Combine all ingredients except nuts in medium bowl. Cover and chill for about 1 hour. Stir in nuts just before serving with grilled chicken or turkey.
No Bake Rocky Road Bars with Figs
Try not to crush the graham crackers into crumbs, but rather break them into large pieces. Peanuts can be substituted for the almonds.
Makes 16 servings
- 6 whole graham crackers, broken into 1-in. pieces
- 2 1/2 cups lightly packed (6 1/4 oz.) mini-marshmallows
- 1 cup (6 oz.) Blue Ribbon Orchard Choice or Sun-Maid Figs, stemmed and chopped into 1/4-inch pieces
- 1 cup (5 oz.) whole skin-on almonds, toasted and chopped coarse
- 4 tablespoons (1/2 stick) unsalted butter
- 8 oz. bittersweet chocolate chopped coarse
- 2 tablespoons light corn syrup
Line an 8-inch square baking pan with a foil sling and grease the foil. Toss the graham cracker pieces, 1 cup of the marshmallows, figs, and the almonds together in a large bowl and set aside.
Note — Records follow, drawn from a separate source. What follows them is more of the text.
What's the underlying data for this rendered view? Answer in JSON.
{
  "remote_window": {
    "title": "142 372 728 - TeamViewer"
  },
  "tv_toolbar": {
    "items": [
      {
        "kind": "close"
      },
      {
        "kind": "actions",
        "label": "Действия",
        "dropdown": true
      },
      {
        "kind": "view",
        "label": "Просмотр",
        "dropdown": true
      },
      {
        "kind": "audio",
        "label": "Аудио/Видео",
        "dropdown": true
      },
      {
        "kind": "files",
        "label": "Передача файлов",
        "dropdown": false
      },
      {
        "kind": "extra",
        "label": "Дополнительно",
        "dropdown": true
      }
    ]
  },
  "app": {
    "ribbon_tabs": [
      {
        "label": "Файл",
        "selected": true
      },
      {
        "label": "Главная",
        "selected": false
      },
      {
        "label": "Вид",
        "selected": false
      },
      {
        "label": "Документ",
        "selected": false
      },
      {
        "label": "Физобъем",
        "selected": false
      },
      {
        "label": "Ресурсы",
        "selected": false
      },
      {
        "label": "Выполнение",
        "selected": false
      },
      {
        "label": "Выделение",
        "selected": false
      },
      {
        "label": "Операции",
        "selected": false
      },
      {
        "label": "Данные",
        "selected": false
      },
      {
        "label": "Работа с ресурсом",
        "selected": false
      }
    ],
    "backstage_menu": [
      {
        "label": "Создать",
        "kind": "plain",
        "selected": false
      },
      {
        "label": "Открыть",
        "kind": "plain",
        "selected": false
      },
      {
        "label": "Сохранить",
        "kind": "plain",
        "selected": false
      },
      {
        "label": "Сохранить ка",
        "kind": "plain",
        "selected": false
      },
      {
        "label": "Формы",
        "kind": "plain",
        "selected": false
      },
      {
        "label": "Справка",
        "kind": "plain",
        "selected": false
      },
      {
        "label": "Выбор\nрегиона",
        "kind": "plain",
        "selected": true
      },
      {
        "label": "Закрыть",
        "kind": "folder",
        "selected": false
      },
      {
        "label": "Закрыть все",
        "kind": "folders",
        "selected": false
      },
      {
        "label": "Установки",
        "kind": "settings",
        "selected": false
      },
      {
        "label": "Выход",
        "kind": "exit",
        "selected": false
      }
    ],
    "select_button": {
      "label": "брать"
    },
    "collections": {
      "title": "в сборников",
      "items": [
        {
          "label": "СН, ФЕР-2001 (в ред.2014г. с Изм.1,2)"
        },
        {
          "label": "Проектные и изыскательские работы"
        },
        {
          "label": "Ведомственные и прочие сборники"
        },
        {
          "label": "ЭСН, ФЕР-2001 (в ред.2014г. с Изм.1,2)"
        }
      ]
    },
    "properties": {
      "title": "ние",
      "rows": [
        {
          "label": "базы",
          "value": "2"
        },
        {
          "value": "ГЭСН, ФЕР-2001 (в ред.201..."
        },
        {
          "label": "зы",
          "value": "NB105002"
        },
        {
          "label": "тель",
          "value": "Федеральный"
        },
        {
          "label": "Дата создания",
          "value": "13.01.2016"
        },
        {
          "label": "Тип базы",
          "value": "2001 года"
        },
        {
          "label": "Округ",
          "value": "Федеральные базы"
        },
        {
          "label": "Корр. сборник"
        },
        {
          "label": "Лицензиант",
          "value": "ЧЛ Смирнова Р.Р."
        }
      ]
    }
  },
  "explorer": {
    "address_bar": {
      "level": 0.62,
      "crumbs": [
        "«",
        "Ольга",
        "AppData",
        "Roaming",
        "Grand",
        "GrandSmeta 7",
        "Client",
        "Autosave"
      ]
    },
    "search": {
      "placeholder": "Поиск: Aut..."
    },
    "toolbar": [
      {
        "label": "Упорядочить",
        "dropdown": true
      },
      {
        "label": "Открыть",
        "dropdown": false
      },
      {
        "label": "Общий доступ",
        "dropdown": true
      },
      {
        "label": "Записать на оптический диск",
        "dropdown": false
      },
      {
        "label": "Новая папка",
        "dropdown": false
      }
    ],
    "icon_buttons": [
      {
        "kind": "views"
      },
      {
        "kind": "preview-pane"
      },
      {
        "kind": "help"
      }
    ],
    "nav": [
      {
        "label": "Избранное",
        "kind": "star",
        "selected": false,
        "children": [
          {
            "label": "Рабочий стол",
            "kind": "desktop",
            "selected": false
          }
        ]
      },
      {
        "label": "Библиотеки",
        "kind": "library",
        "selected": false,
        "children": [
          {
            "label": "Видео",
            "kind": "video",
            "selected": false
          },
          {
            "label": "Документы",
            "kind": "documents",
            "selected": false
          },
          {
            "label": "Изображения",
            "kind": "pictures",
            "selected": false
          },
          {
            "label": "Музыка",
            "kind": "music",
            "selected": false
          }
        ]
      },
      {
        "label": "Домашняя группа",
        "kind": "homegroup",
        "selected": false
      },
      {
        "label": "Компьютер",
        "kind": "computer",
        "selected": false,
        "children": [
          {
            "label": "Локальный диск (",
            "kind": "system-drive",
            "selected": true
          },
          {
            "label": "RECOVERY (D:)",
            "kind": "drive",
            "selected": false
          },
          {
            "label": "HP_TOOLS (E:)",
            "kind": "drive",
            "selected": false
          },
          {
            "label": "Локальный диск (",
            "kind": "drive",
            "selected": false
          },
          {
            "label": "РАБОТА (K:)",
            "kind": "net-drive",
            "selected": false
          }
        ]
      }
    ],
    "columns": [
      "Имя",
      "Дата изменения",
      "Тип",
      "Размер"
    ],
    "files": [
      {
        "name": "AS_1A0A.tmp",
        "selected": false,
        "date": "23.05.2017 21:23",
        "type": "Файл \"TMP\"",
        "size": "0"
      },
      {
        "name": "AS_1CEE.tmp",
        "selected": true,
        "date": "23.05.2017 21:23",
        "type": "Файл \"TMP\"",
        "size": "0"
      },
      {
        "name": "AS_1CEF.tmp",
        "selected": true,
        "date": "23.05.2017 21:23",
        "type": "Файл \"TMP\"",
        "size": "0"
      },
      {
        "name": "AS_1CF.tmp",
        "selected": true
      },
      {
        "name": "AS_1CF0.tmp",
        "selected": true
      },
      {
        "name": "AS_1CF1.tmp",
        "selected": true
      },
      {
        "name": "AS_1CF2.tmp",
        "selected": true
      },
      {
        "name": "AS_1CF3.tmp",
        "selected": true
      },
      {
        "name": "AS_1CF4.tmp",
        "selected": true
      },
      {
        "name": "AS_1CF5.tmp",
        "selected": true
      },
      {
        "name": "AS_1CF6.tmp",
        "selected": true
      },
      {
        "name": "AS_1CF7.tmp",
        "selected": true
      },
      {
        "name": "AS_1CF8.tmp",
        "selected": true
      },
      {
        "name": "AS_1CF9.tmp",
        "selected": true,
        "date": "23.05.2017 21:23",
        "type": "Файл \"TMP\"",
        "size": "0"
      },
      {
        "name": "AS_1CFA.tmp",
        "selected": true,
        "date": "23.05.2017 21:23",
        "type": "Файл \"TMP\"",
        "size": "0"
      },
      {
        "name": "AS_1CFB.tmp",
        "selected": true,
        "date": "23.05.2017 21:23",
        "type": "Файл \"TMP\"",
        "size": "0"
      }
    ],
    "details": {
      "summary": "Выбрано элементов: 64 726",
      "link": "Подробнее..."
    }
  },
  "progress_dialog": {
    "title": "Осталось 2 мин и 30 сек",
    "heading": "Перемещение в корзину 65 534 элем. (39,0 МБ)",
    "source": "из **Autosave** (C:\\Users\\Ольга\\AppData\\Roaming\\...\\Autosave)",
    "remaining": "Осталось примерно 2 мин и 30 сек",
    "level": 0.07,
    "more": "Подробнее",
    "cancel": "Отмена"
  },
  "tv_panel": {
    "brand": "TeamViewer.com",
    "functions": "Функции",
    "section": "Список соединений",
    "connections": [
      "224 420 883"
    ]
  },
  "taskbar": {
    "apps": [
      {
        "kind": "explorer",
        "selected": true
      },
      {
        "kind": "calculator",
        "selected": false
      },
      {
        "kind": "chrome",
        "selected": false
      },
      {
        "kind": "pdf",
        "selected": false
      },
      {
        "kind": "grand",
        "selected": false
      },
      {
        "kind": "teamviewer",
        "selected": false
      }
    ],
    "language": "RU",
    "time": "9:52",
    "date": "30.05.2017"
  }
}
Melt the butter in a medium saucepan over low heat. Add the remaining 1 ½ cups marshmallows and cook, stirring constantly, until melted and smooth, about 2 minutes. Stir in the chocolate and corn syrup and continue to cook, stirring constantly, until incorporated, about 30 seconds. Working quickly, pour the chocolate mixture over the graham cracker mixture and fold gently until evenly coated. Scrape the mixture into the prepared baking pan and press evenly into the pan with a greased spatula. Refrigerate the bars until firm, about 2 hours. Remove the bars from the pan using the foil sling, cut into squares, and serve.
To Make Ahead
The bars can be stored in an airtight container for up to 2 days.
“Try ‘Em, You’ll Like ‘Em” Healthy Lifestyle Tips
Being a good listener enriches your life and the lives of those around you. Listening is not the same as hearing. Hearing is easy; listening is much harder. Here are some tips to make you a better listener:
- You have two ears and one mouth for a reason. It’s more beneficial to listen than to talk.
- Focus all your senses on what the person is saying. Don’t think about what you want to say.
- Remove distractions—turn off your cell phone!
- Don’t interrupt. Resist the temptation to share your experiences. Be patient.
- Use your body language to show you are listening and engaged. Lean forward, nod, look the person straight in the eye.
It’s summer and the kids are home. Are they listening to you? More importantly, are you listening to them? Showing your kids that you listen to them is more likely to result in them listening to you. Be around a lot so you have the opportunity to chat; in the car and on a walk are great opportunities. Ask them what they think and really listen to what they say. Engage them by asking open-ended questions, ones that can’t be answered with a “yes” or “no”.
Practice and learn to be a good listener—the benefits are well worth the effort